◆ Directions for this task
The lines to return are those below that contain the word "true".

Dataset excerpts
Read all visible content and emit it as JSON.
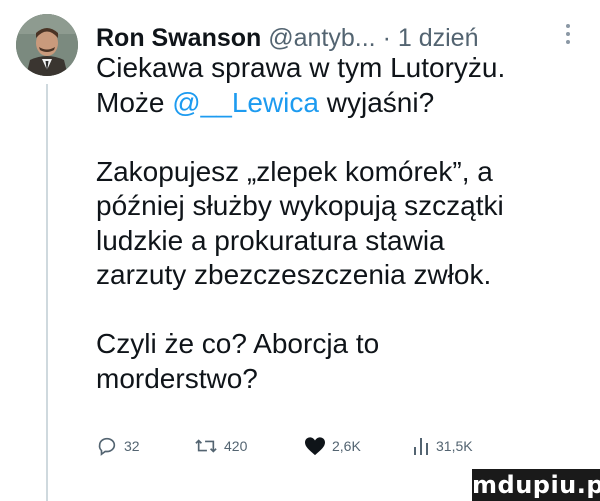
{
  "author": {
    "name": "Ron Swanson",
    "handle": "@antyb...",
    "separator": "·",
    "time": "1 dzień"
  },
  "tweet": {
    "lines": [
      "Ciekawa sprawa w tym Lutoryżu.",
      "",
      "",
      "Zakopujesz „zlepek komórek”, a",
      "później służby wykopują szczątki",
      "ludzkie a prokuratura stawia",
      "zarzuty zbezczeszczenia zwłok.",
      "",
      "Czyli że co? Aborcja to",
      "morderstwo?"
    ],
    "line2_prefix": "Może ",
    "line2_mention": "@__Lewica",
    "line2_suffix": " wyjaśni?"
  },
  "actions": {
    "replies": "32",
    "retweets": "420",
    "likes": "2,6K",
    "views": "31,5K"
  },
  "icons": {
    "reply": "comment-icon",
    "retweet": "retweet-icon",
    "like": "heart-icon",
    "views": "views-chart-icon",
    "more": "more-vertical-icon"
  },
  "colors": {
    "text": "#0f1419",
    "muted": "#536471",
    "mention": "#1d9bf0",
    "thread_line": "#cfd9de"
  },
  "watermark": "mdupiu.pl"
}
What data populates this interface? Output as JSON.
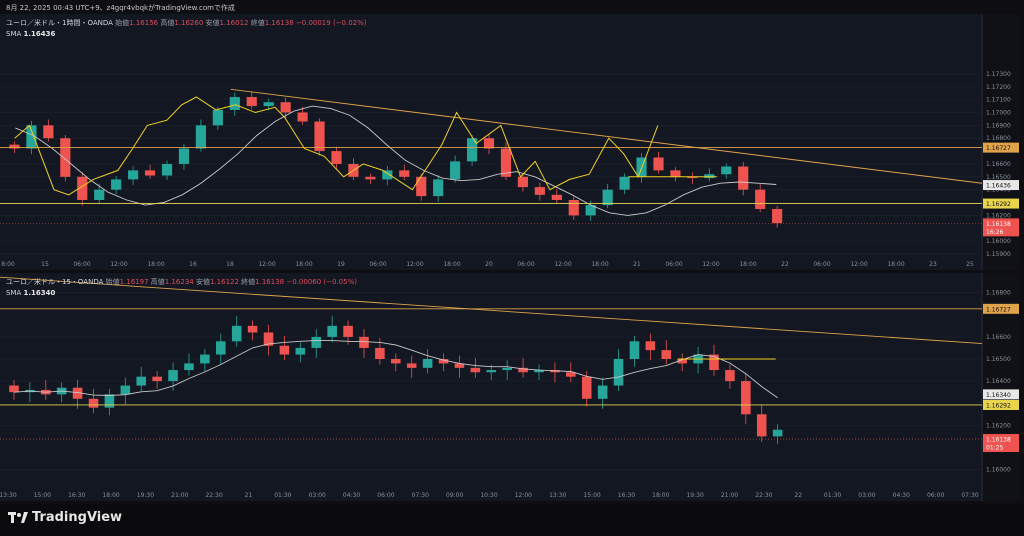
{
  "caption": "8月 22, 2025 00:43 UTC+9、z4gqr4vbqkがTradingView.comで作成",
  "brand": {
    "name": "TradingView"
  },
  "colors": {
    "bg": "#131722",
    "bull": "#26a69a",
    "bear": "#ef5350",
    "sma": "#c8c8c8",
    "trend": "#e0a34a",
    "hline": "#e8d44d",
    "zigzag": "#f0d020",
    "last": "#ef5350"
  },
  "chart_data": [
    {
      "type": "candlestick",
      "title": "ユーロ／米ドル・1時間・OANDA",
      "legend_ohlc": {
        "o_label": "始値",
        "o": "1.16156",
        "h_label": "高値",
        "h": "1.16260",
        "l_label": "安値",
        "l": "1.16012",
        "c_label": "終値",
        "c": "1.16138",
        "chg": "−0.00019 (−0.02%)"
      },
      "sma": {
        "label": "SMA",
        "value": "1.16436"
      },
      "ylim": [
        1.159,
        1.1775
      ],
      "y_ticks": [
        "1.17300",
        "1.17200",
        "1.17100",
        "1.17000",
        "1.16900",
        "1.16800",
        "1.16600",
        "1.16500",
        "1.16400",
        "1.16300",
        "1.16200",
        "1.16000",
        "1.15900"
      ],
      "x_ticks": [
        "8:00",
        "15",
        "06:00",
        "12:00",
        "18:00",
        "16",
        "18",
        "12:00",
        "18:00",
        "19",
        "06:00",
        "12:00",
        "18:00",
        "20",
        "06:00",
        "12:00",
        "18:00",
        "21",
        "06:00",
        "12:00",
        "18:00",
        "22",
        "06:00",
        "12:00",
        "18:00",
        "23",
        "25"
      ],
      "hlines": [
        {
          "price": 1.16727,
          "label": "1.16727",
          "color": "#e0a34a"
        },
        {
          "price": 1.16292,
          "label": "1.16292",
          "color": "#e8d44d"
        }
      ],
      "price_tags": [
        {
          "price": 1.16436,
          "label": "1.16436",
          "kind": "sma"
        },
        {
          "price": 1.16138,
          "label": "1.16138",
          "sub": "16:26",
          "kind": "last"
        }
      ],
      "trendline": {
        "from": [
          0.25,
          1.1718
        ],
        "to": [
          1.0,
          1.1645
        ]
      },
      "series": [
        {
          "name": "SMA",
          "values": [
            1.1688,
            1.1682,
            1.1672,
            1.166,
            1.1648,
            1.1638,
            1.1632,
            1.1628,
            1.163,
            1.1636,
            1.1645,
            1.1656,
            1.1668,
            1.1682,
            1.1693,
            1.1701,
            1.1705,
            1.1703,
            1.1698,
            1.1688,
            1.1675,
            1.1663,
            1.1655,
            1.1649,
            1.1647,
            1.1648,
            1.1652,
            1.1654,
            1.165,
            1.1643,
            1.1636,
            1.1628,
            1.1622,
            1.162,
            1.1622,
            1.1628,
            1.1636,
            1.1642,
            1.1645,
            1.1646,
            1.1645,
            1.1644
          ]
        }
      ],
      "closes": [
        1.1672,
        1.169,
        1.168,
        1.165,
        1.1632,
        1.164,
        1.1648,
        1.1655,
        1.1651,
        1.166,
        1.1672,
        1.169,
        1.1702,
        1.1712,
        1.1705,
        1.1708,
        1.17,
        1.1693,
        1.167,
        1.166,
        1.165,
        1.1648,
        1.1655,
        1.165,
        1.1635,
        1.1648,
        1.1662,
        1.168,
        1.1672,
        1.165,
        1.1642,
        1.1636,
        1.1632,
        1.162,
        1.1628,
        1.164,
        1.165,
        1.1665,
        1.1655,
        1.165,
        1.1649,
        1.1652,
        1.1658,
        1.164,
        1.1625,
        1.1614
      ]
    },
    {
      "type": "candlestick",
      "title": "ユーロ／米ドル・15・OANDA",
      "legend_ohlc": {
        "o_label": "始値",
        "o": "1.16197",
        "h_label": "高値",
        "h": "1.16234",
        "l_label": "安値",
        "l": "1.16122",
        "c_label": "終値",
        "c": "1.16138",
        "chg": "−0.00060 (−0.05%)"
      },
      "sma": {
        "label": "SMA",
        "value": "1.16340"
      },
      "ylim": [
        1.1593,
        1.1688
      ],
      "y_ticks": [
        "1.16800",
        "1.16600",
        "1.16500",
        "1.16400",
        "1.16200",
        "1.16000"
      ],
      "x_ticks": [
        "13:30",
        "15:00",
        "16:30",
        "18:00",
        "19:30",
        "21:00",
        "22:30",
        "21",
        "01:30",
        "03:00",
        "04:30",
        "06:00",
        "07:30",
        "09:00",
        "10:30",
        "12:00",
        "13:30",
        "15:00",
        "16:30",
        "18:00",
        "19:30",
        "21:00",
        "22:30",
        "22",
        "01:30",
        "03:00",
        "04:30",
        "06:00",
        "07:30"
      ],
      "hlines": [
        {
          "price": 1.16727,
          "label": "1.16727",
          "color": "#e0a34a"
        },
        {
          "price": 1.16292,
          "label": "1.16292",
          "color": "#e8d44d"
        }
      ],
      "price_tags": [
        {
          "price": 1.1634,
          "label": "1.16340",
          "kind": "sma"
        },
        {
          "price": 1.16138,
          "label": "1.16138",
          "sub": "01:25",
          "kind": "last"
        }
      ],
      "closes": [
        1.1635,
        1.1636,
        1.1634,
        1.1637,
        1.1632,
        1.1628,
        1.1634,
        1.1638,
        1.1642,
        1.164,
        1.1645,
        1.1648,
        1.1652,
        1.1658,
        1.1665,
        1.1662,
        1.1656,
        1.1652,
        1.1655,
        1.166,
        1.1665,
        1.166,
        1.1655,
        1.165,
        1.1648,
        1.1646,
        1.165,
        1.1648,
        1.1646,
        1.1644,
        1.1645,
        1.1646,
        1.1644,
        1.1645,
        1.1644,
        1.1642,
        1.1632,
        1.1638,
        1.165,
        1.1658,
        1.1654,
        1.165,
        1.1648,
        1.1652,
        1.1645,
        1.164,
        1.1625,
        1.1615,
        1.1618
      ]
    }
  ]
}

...

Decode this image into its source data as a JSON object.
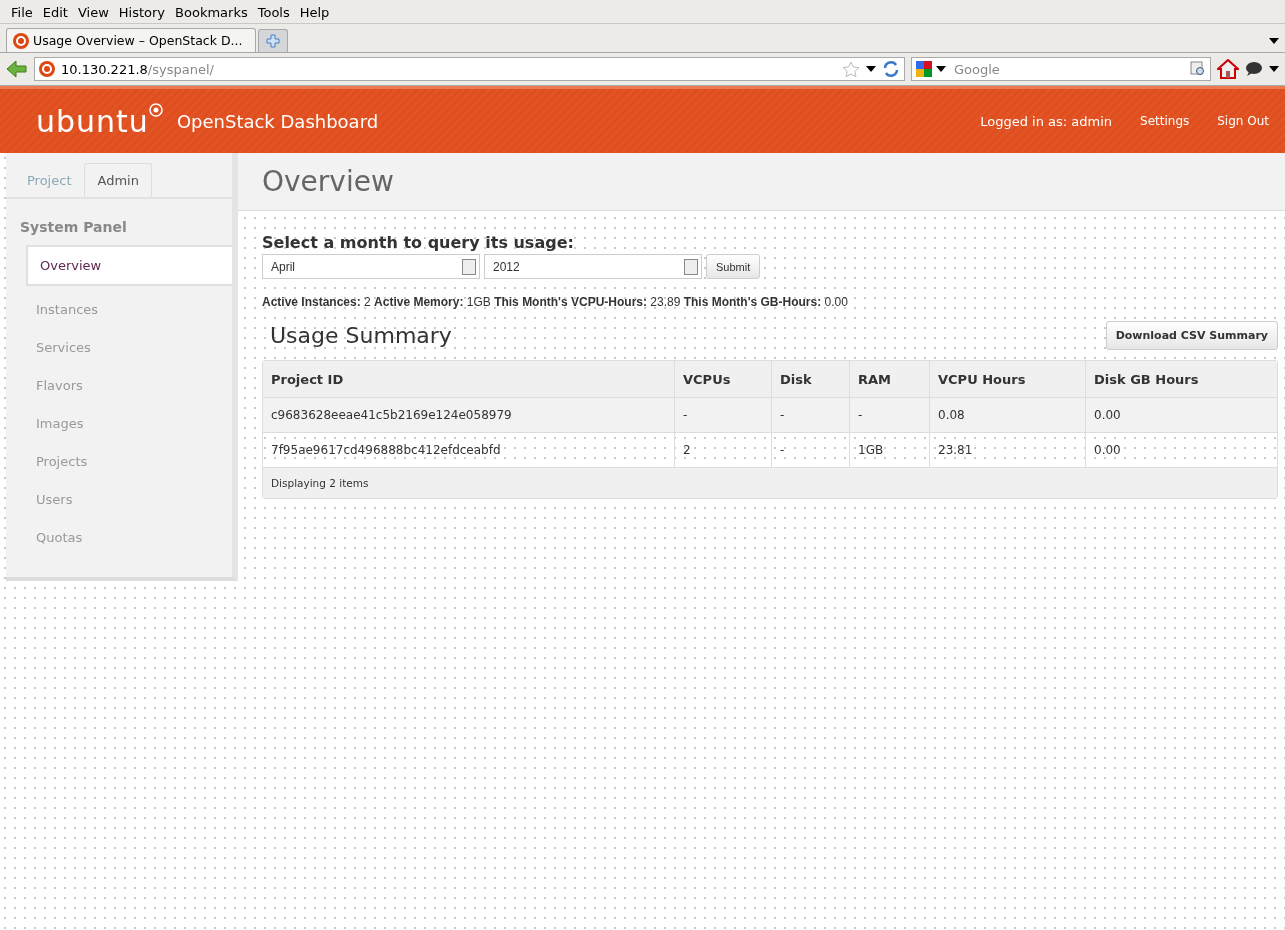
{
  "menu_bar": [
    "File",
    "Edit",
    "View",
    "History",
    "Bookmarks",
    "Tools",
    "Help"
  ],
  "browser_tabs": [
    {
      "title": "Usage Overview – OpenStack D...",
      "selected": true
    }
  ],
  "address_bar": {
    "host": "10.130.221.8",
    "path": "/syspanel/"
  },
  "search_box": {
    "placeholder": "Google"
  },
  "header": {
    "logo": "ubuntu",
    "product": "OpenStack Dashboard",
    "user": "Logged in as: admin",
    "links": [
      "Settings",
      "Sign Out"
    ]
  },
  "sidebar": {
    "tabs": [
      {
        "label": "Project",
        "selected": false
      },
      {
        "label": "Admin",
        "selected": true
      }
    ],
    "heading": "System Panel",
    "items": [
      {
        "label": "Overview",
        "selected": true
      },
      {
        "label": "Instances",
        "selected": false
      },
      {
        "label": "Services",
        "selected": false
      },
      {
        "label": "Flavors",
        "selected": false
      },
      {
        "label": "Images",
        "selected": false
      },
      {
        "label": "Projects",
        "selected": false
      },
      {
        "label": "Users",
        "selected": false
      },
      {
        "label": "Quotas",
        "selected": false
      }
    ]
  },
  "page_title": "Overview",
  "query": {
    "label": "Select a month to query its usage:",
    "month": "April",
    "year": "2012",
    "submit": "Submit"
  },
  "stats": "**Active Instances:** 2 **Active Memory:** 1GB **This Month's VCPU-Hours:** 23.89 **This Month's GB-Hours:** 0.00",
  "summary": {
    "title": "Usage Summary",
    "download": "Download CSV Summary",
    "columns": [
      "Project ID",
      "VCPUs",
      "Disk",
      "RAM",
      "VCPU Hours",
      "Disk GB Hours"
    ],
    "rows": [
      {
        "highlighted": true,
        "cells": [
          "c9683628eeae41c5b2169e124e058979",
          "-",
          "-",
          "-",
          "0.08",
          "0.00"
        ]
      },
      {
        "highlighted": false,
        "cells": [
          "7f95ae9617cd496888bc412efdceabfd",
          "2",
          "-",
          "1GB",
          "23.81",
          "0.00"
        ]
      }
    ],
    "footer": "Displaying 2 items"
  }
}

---

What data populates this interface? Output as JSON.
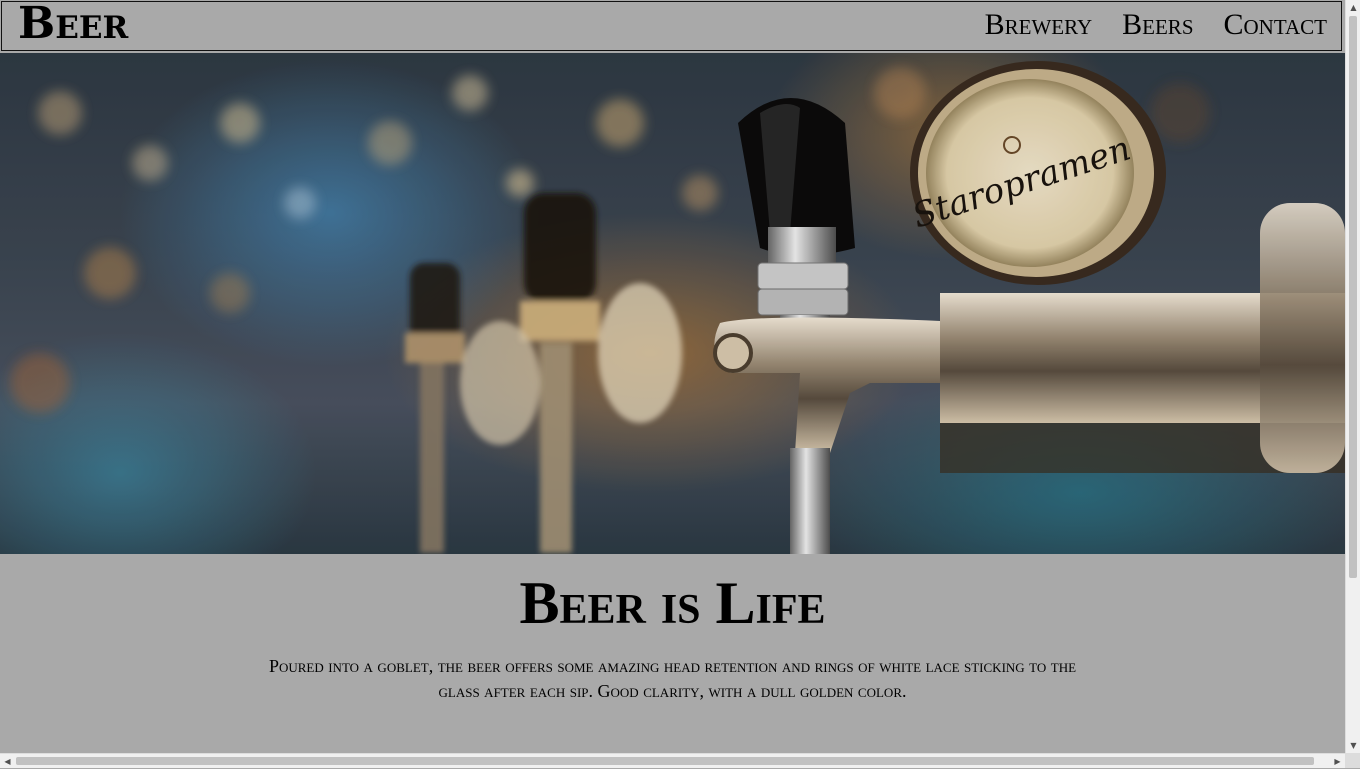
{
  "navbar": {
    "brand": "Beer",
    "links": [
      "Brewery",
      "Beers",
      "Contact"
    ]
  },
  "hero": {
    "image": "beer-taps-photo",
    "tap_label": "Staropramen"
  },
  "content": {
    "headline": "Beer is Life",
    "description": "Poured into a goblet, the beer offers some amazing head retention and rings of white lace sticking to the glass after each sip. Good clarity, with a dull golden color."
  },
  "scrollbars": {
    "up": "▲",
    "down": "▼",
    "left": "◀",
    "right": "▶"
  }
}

◆ Reply to the task
      "selected": true
        "selected": true
        "selected": true
        "highlighted": true,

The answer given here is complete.